First about AI
Most quants prefer the term Machine Learning (ML) instead of AI.
Questions still remain of where AI (ML) adds value in a quant investment process.
For example, Man’s CIO Sandy Rattray said that it works well for the execution of trades but is not that helpful in forecasting returns (see here). He talked about the many ‘rabbit holes’ of ML - research directions that don’t produce any value - such as Satellite Imaginary analysis. ML in Risk Models and attribution is very difficult to explain to clients as factors have little economic interpretability.
WorldQuant’s CTO David Rushin talked about how these advanced machine learning approaches can remove the bottlenecks of in-taking, preparing, cleaning and testing the new datasets, shortening the research cycle.
AQR’s Marcos Lopez de Padro talked about the successes of ML in risk management and probability estimation. He talked about the necessity of ML for large data processing and analysis, yet he did not directly discuss ML’s return forecasting success.
Several start-up hedge funds talked about using ML in Multi-Asset / Macro type of forecasting using a large number of macro-economic time-series to estimate the regime. The results sounded mixed, with many models ‘tripping up’ last year.
BNP’s Ben Steiner talked about ML’s model risk and echoed the idea that unlike physics, translation, tech, or engineering where ML is learning a ‘real’ phenomena like ‘recognizing a cat from an image’, ML in finance is often learning something that does not exist or is changing in the first place, bringing about a serious problem of model risk.

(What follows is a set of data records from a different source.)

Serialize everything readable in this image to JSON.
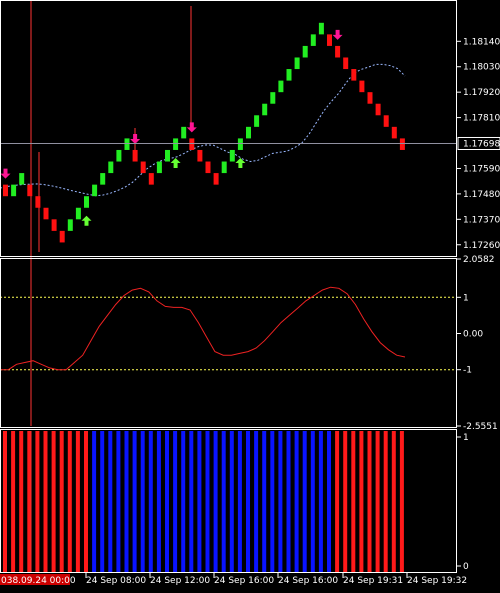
{
  "colors": {
    "background": "#000000",
    "bull_candle": "#22ee22",
    "bear_candle": "#ff1111",
    "ma_line": "#9ab8ff",
    "osc_line": "#ee2222",
    "level_line": "#ffff55",
    "hist_bear": "#ff1a1a",
    "hist_bull": "#0a14ff",
    "buy_arrow": "#66ff33",
    "sell_arrow": "#ff1493",
    "frame": "#ffffff",
    "marker_line": "#ff3333",
    "price_line": "#9090a0"
  },
  "chart_data": [
    {
      "type": "candlestick",
      "title": "",
      "ylim": [
        1.1722,
        1.1831
      ],
      "y_ticks": [
        "1.18140",
        "1.18030",
        "1.17920",
        "1.17810",
        "1.17590",
        "1.17480",
        "1.17370",
        "1.17260"
      ],
      "current_price": "1.17698",
      "bricks": [
        {
          "d": "bear",
          "lo": 1.1747,
          "hi": 1.1752
        },
        {
          "d": "bull",
          "lo": 1.1747,
          "hi": 1.1752
        },
        {
          "d": "bull",
          "lo": 1.1752,
          "hi": 1.1757
        },
        {
          "d": "bear",
          "lo": 1.1747,
          "hi": 1.1752
        },
        {
          "d": "bear",
          "lo": 1.1742,
          "hi": 1.1747
        },
        {
          "d": "bear",
          "lo": 1.1737,
          "hi": 1.1742
        },
        {
          "d": "bear",
          "lo": 1.1732,
          "hi": 1.1737
        },
        {
          "d": "bear",
          "lo": 1.1727,
          "hi": 1.1732
        },
        {
          "d": "bull",
          "lo": 1.1732,
          "hi": 1.1737
        },
        {
          "d": "bull",
          "lo": 1.1737,
          "hi": 1.1742
        },
        {
          "d": "bull",
          "lo": 1.1742,
          "hi": 1.1747
        },
        {
          "d": "bull",
          "lo": 1.1747,
          "hi": 1.1752
        },
        {
          "d": "bull",
          "lo": 1.1752,
          "hi": 1.1757
        },
        {
          "d": "bull",
          "lo": 1.1757,
          "hi": 1.1762
        },
        {
          "d": "bull",
          "lo": 1.1762,
          "hi": 1.1767
        },
        {
          "d": "bull",
          "lo": 1.1767,
          "hi": 1.1772
        },
        {
          "d": "bear",
          "lo": 1.1762,
          "hi": 1.1767
        },
        {
          "d": "bear",
          "lo": 1.1757,
          "hi": 1.1762
        },
        {
          "d": "bear",
          "lo": 1.1752,
          "hi": 1.1757
        },
        {
          "d": "bull",
          "lo": 1.1757,
          "hi": 1.1762
        },
        {
          "d": "bull",
          "lo": 1.1762,
          "hi": 1.1767
        },
        {
          "d": "bull",
          "lo": 1.1767,
          "hi": 1.1772
        },
        {
          "d": "bull",
          "lo": 1.1772,
          "hi": 1.1777
        },
        {
          "d": "bear",
          "lo": 1.1767,
          "hi": 1.1772
        },
        {
          "d": "bear",
          "lo": 1.1762,
          "hi": 1.1767
        },
        {
          "d": "bear",
          "lo": 1.1757,
          "hi": 1.1762
        },
        {
          "d": "bear",
          "lo": 1.1752,
          "hi": 1.1757
        },
        {
          "d": "bull",
          "lo": 1.1757,
          "hi": 1.1762
        },
        {
          "d": "bull",
          "lo": 1.1762,
          "hi": 1.1767
        },
        {
          "d": "bull",
          "lo": 1.1767,
          "hi": 1.1772
        },
        {
          "d": "bull",
          "lo": 1.1772,
          "hi": 1.1777
        },
        {
          "d": "bull",
          "lo": 1.1777,
          "hi": 1.1782
        },
        {
          "d": "bull",
          "lo": 1.1782,
          "hi": 1.1787
        },
        {
          "d": "bull",
          "lo": 1.1787,
          "hi": 1.1792
        },
        {
          "d": "bull",
          "lo": 1.1792,
          "hi": 1.1797
        },
        {
          "d": "bull",
          "lo": 1.1797,
          "hi": 1.1802
        },
        {
          "d": "bull",
          "lo": 1.1802,
          "hi": 1.1807
        },
        {
          "d": "bull",
          "lo": 1.1807,
          "hi": 1.1812
        },
        {
          "d": "bull",
          "lo": 1.1812,
          "hi": 1.1817
        },
        {
          "d": "bull",
          "lo": 1.1817,
          "hi": 1.1822
        },
        {
          "d": "bear",
          "lo": 1.1812,
          "hi": 1.1817
        },
        {
          "d": "bear",
          "lo": 1.1807,
          "hi": 1.1812
        },
        {
          "d": "bear",
          "lo": 1.1802,
          "hi": 1.1807
        },
        {
          "d": "bear",
          "lo": 1.1797,
          "hi": 1.1802
        },
        {
          "d": "bear",
          "lo": 1.1792,
          "hi": 1.1797
        },
        {
          "d": "bear",
          "lo": 1.1787,
          "hi": 1.1792
        },
        {
          "d": "bear",
          "lo": 1.1782,
          "hi": 1.1787
        },
        {
          "d": "bear",
          "lo": 1.1777,
          "hi": 1.1782
        },
        {
          "d": "bear",
          "lo": 1.1772,
          "hi": 1.1777
        },
        {
          "d": "bear",
          "lo": 1.1767,
          "hi": 1.1772
        }
      ],
      "moving_average": [
        1.17505,
        1.17512,
        1.17517,
        1.1752,
        1.17522,
        1.17523,
        1.1752,
        1.17515,
        1.17508,
        1.175,
        1.17492,
        1.17485,
        1.17478,
        1.17472,
        1.17475,
        1.17483,
        1.17495,
        1.1751,
        1.1753,
        1.1756,
        1.1759,
        1.1761,
        1.17625,
        1.17632,
        1.1764,
        1.17655,
        1.17672,
        1.17685,
        1.17692,
        1.1769,
        1.17675,
        1.1766,
        1.1765,
        1.1763,
        1.1762,
        1.17625,
        1.1764,
        1.17655,
        1.1766,
        1.17665,
        1.1768,
        1.177,
        1.1774,
        1.1779,
        1.1784,
        1.1788,
        1.17915,
        1.1796,
        1.18,
        1.18018,
        1.18028,
        1.1804,
        1.1804,
        1.18035,
        1.18022,
        1.1799
      ],
      "buy_signals": [
        10,
        21,
        29
      ],
      "sell_signals": [
        0,
        16,
        23,
        41
      ]
    },
    {
      "type": "line",
      "title": "",
      "ylim": [
        -2.5551,
        2.0582
      ],
      "y_ticks": [
        "2.0582",
        "1",
        "0.00",
        "-1",
        "-2.5551"
      ],
      "levels": [
        1,
        -1
      ],
      "values": [
        -1.0,
        -1.0,
        -0.85,
        -0.8,
        -0.75,
        -0.85,
        -0.95,
        -1.0,
        -1.0,
        -0.8,
        -0.6,
        -0.2,
        0.2,
        0.5,
        0.8,
        1.05,
        1.2,
        1.25,
        1.15,
        0.9,
        0.75,
        0.72,
        0.72,
        0.65,
        0.3,
        -0.1,
        -0.5,
        -0.6,
        -0.6,
        -0.55,
        -0.5,
        -0.4,
        -0.2,
        0.05,
        0.3,
        0.5,
        0.7,
        0.9,
        1.05,
        1.2,
        1.28,
        1.25,
        1.1,
        0.8,
        0.4,
        0.05,
        -0.25,
        -0.45,
        -0.6,
        -0.65
      ]
    },
    {
      "type": "bar",
      "title": "",
      "ylim": [
        0,
        1
      ],
      "y_ticks": [
        "1",
        "0"
      ],
      "values_by_brick": [
        "bear",
        "bear",
        "bear",
        "bear",
        "bear",
        "bear",
        "bear",
        "bear",
        "bear",
        "bear",
        "bear",
        "bull",
        "bull",
        "bull",
        "bull",
        "bull",
        "bull",
        "bull",
        "bull",
        "bull",
        "bull",
        "bull",
        "bull",
        "bull",
        "bull",
        "bull",
        "bull",
        "bull",
        "bull",
        "bull",
        "bull",
        "bull",
        "bull",
        "bull",
        "bull",
        "bull",
        "bull",
        "bull",
        "bull",
        "bull",
        "bull",
        "bear",
        "bear",
        "bear",
        "bear",
        "bear",
        "bear",
        "bear",
        "bear",
        "bear"
      ]
    }
  ],
  "time_axis": {
    "labels": [
      "24 Sep 08:00",
      "24 Sep 12:00",
      "24 Sep 16:00",
      "24 Sep 16:00",
      "24 Sep 19:31",
      "24 Sep 19:32"
    ],
    "highlighted_label": "038.09.24 00:00"
  }
}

Now about Alternative Data
Alt Data is really a parallel development that has been accelerated by ML to some extent, but not all new data requires it.

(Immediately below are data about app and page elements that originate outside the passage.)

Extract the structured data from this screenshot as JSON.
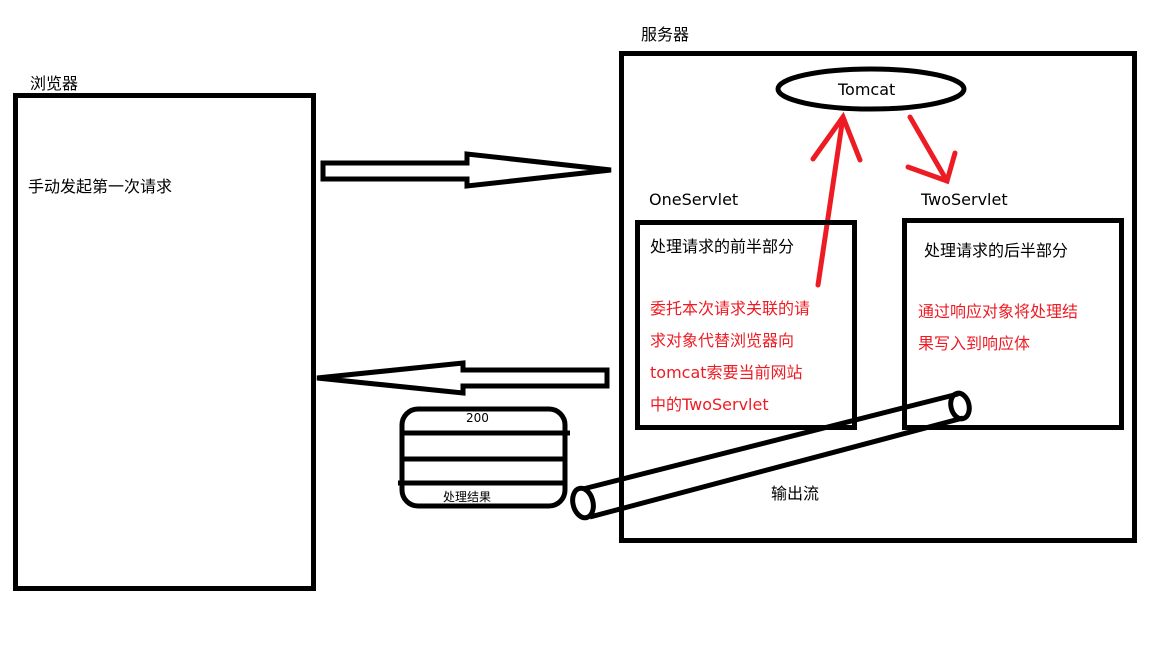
{
  "browser": {
    "title": "浏览器",
    "content": "手动发起第一次请求"
  },
  "server": {
    "title": "服务器",
    "tomcat": "Tomcat",
    "one_servlet": {
      "name": "OneServlet",
      "heading": "处理请求的前半部分",
      "note_lines": [
        "委托本次请求关联的请",
        "求对象代替浏览器向",
        "tomcat索要当前网站",
        "中的TwoServlet"
      ]
    },
    "two_servlet": {
      "name": "TwoServlet",
      "heading": "处理请求的后半部分",
      "note_lines": [
        "通过响应对象将处理结",
        "果写入到响应体"
      ]
    }
  },
  "response_packet": {
    "status": "200",
    "body": "处理结果"
  },
  "output_stream": {
    "label": "输出流"
  },
  "colors": {
    "stroke": "#000000",
    "accent": "#ed1c24"
  }
}
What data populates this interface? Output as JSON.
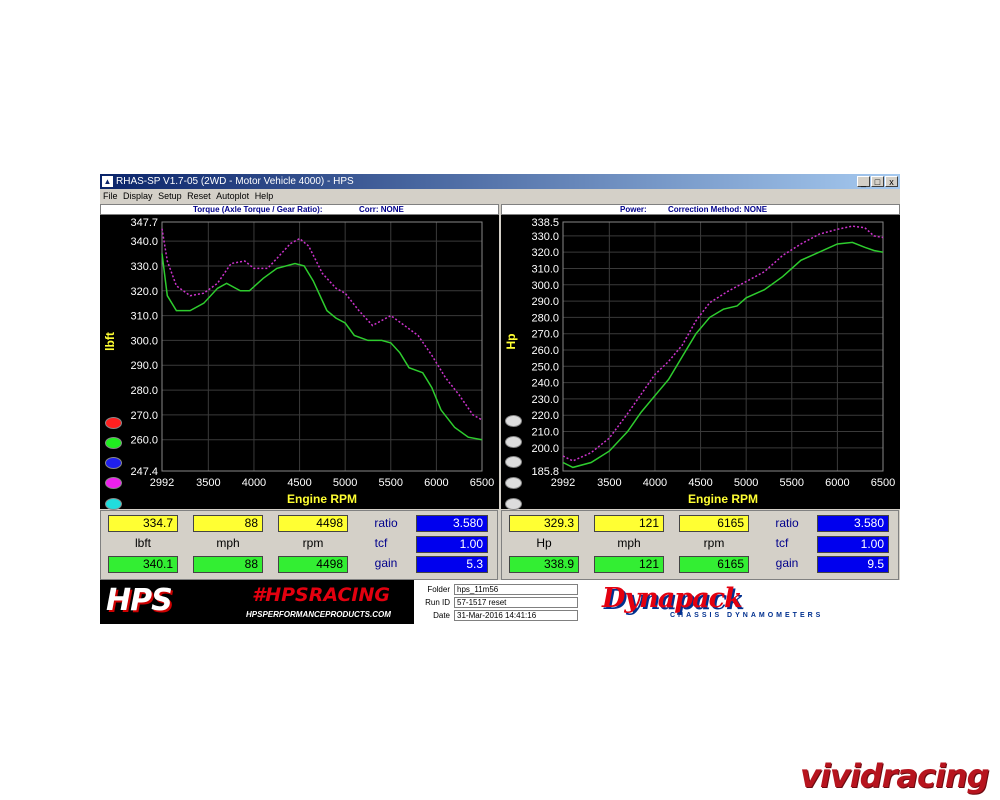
{
  "window": {
    "title": "RHAS-SP V1.7-05   (2WD - Motor Vehicle 4000) - HPS",
    "controls": [
      "_",
      "□",
      "x"
    ]
  },
  "menu": [
    "File",
    "Display",
    "Setup",
    "Reset",
    "Autoplot",
    "Help"
  ],
  "left_header": {
    "title": "Torque (Axle Torque / Gear Ratio):",
    "corr": "Corr: NONE"
  },
  "right_header": {
    "title": "Power:",
    "corr": "Correction Method: NONE"
  },
  "colors": {
    "green_trace": "#2ecc2e",
    "magenta_trace": "#cc33cc",
    "grid": "#3a3a3a"
  },
  "legend_bulbs": [
    "#ff2020",
    "#20ee20",
    "#2020ee",
    "#ee20ee",
    "#20dddd",
    "#ffff20"
  ],
  "chart_data": [
    {
      "type": "line",
      "title": "",
      "xlabel": "Engine RPM",
      "ylabel": "lbft",
      "xlim": [
        2992,
        6500
      ],
      "ylim": [
        247.4,
        347.7
      ],
      "x_ticks": [
        "2992",
        "3500",
        "4000",
        "4500",
        "5000",
        "5500",
        "6000",
        "6500"
      ],
      "x_tick_values": [
        2992,
        3500,
        4000,
        4500,
        5000,
        5500,
        6000,
        6500
      ],
      "y_ticks": [
        "247.4",
        "260.0",
        "270.0",
        "280.0",
        "290.0",
        "300.0",
        "310.0",
        "320.0",
        "330.0",
        "340.0",
        "347.7"
      ],
      "y_tick_values": [
        247.4,
        260,
        270,
        280,
        290,
        300,
        310,
        320,
        330,
        340,
        347.7
      ],
      "series": [
        {
          "color": "#2ecc2e",
          "points": [
            [
              2992,
              335
            ],
            [
              3050,
              318
            ],
            [
              3150,
              312
            ],
            [
              3300,
              312
            ],
            [
              3450,
              315
            ],
            [
              3600,
              321
            ],
            [
              3700,
              323
            ],
            [
              3850,
              320
            ],
            [
              3950,
              320
            ],
            [
              4100,
              325
            ],
            [
              4250,
              329
            ],
            [
              4450,
              331
            ],
            [
              4550,
              330
            ],
            [
              4650,
              324
            ],
            [
              4800,
              312
            ],
            [
              4900,
              309
            ],
            [
              5000,
              307
            ],
            [
              5100,
              302
            ],
            [
              5250,
              300
            ],
            [
              5400,
              300
            ],
            [
              5500,
              299
            ],
            [
              5600,
              295
            ],
            [
              5700,
              289
            ],
            [
              5850,
              287
            ],
            [
              5950,
              281
            ],
            [
              6050,
              272
            ],
            [
              6200,
              265
            ],
            [
              6350,
              261
            ],
            [
              6500,
              260
            ]
          ]
        },
        {
          "color": "#cc33cc",
          "points": [
            [
              2992,
              345
            ],
            [
              3050,
              332
            ],
            [
              3150,
              322
            ],
            [
              3300,
              318
            ],
            [
              3450,
              319
            ],
            [
              3600,
              323
            ],
            [
              3750,
              331
            ],
            [
              3900,
              332
            ],
            [
              4000,
              329
            ],
            [
              4150,
              329
            ],
            [
              4250,
              333
            ],
            [
              4400,
              339
            ],
            [
              4500,
              341
            ],
            [
              4600,
              338
            ],
            [
              4750,
              327
            ],
            [
              4900,
              321
            ],
            [
              5000,
              319
            ],
            [
              5150,
              312
            ],
            [
              5300,
              306
            ],
            [
              5500,
              310
            ],
            [
              5650,
              306
            ],
            [
              5800,
              302
            ],
            [
              5950,
              294
            ],
            [
              6100,
              285
            ],
            [
              6250,
              278
            ],
            [
              6400,
              270
            ],
            [
              6500,
              268
            ]
          ]
        }
      ]
    },
    {
      "type": "line",
      "title": "",
      "xlabel": "Engine RPM",
      "ylabel": "Hp",
      "xlim": [
        2992,
        6500
      ],
      "ylim": [
        185.8,
        338.5
      ],
      "x_ticks": [
        "2992",
        "3500",
        "4000",
        "4500",
        "5000",
        "5500",
        "6000",
        "6500"
      ],
      "x_tick_values": [
        2992,
        3500,
        4000,
        4500,
        5000,
        5500,
        6000,
        6500
      ],
      "y_ticks": [
        "185.8",
        "200.0",
        "210.0",
        "220.0",
        "230.0",
        "240.0",
        "250.0",
        "260.0",
        "270.0",
        "280.0",
        "290.0",
        "300.0",
        "310.0",
        "320.0",
        "330.0",
        "338.5"
      ],
      "y_tick_values": [
        185.8,
        200,
        210,
        220,
        230,
        240,
        250,
        260,
        270,
        280,
        290,
        300,
        310,
        320,
        330,
        338.5
      ],
      "series": [
        {
          "color": "#2ecc2e",
          "points": [
            [
              2992,
              191
            ],
            [
              3100,
              188
            ],
            [
              3300,
              191
            ],
            [
              3500,
              198
            ],
            [
              3700,
              210
            ],
            [
              3850,
              222
            ],
            [
              4000,
              232
            ],
            [
              4150,
              242
            ],
            [
              4300,
              256
            ],
            [
              4450,
              270
            ],
            [
              4600,
              280
            ],
            [
              4750,
              285
            ],
            [
              4900,
              287
            ],
            [
              5000,
              292
            ],
            [
              5200,
              297
            ],
            [
              5400,
              305
            ],
            [
              5600,
              315
            ],
            [
              5800,
              320
            ],
            [
              6000,
              325
            ],
            [
              6165,
              326
            ],
            [
              6300,
              323
            ],
            [
              6400,
              321
            ],
            [
              6500,
              320
            ]
          ]
        },
        {
          "color": "#cc33cc",
          "points": [
            [
              2992,
              195
            ],
            [
              3100,
              192
            ],
            [
              3300,
              197
            ],
            [
              3500,
              206
            ],
            [
              3700,
              221
            ],
            [
              3850,
              233
            ],
            [
              4000,
              245
            ],
            [
              4150,
              253
            ],
            [
              4300,
              263
            ],
            [
              4450,
              278
            ],
            [
              4600,
              289
            ],
            [
              4800,
              296
            ],
            [
              5000,
              302
            ],
            [
              5200,
              308
            ],
            [
              5400,
              318
            ],
            [
              5600,
              325
            ],
            [
              5800,
              331
            ],
            [
              6000,
              334
            ],
            [
              6165,
              336
            ],
            [
              6300,
              335
            ],
            [
              6400,
              330
            ],
            [
              6500,
              329
            ]
          ]
        }
      ]
    }
  ],
  "readouts_left": {
    "row1": [
      "334.7",
      "88",
      "4498"
    ],
    "labels": [
      "lbft",
      "mph",
      "rpm"
    ],
    "row2": [
      "340.1",
      "88",
      "4498"
    ],
    "side_labels": [
      "ratio",
      "tcf",
      "gain"
    ],
    "side_values": [
      "3.580",
      "1.00",
      "5.3"
    ]
  },
  "readouts_right": {
    "row1": [
      "329.3",
      "121",
      "6165"
    ],
    "labels": [
      "Hp",
      "mph",
      "rpm"
    ],
    "row2": [
      "338.9",
      "121",
      "6165"
    ],
    "side_labels": [
      "ratio",
      "tcf",
      "gain"
    ],
    "side_values": [
      "3.580",
      "1.00",
      "9.5"
    ]
  },
  "footer": {
    "hps_logo": "HPS",
    "hashtag": "#HPSRACING",
    "url": "HPSPERFORMANCEPRODUCTS.COM",
    "folder_label": "Folder",
    "folder_value": "hps_11m56",
    "run_label": "Run ID",
    "run_value": "57-1517 reset",
    "date_label": "Date",
    "date_value": "31-Mar-2016   14:41:16",
    "dyna_logo": "Dynapack",
    "dyna_sub": "CHASSIS  DYNAMOMETERS"
  },
  "watermark": "vividracing"
}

The quickly growing list of alternative data providers (see a massive list here and here) feels rich with promise and creativity, yet many point to the ‘gold rush’ analogy - selling tools might be more profitable than looking for gold itself.

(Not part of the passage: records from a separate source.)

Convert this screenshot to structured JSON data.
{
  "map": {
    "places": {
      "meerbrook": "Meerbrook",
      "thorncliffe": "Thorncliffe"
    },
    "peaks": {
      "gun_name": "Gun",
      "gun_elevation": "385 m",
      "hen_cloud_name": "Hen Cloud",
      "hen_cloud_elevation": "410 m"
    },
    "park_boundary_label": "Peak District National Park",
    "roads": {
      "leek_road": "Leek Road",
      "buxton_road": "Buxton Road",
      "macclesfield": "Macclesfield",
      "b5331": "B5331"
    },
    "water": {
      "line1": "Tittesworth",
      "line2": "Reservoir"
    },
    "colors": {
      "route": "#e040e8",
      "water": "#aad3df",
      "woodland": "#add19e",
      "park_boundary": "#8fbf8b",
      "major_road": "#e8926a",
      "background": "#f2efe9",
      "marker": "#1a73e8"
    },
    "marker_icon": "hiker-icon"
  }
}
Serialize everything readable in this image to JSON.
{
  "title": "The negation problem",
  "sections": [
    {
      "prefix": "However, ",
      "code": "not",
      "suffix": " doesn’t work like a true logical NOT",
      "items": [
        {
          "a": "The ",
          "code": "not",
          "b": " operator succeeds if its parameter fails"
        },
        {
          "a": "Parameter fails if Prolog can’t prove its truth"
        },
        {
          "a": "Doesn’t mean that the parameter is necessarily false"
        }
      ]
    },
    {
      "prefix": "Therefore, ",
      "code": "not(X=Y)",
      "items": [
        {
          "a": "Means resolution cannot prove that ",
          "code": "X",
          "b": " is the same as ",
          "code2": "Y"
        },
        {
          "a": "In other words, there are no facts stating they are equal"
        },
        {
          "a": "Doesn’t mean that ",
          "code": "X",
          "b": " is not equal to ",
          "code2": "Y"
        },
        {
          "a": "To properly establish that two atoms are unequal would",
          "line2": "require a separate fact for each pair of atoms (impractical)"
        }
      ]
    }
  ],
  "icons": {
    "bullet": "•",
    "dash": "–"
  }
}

Data-sourcing is a new job function in many hedge funds, which is helping the new data vendors understand quant requirements, and refine their data for mass quant consumption.
What do I think?
Everyone wants to talk about AI, yet everyone thinks there is too much hype about AI. Some quants are saying that AI is nothing new, but just good old statistics with some extra computing power. Others are saying that the state of the art deep learning techniques are a real game changer and that traditional analytics can’t work with the large and complex datasets. Either way, we can find aspects of ML all over finance (see examples here).
I believe that the underlying fundamentals of incorporating latest technology and data remain the same. First, one needs great research questions, and then the tools to help find the answers. If the order is reversed and the tools are driving the ideas, then the ‘rabbit holes’ likely await. In the image above, I added the pencil and paper on the left, and a human and computer on the right to remind us of the important interaction between human thought and technology.
Just like the Compustat / IBES / Matlab of the 90’s, today’s Alt Data / ML will produce some exceptional results for those that have a unique innovation style and process.
Overall, I see great value in alternative data and targeted ML usage but only if it fits within your natural investment style.
“Most problems don’t require more data. They require more insight, more innovation and better eyes. Information is what we call it when a human being takes data and turns it into a useful truth.”
- Seth Godin, 3/24/2019
PS. I am currently carrying out my first academic style ML-101 experiment with a passionate ML expert at one of the top investment firms who believes that ML can forecast future prices based only on the past prices. We are doing a true ‘blind experiment’. I will be sending him anonymized time-series for only half of the full history. He will then develop the best ML forecasting model. I will then ask to store a copy of a time-stamped version of the code and then run it on the out-of-sample, second half of the history. My prediction is that it will look like the “inverted hockey stick”. Will I be surprised? Stay tuned for the results.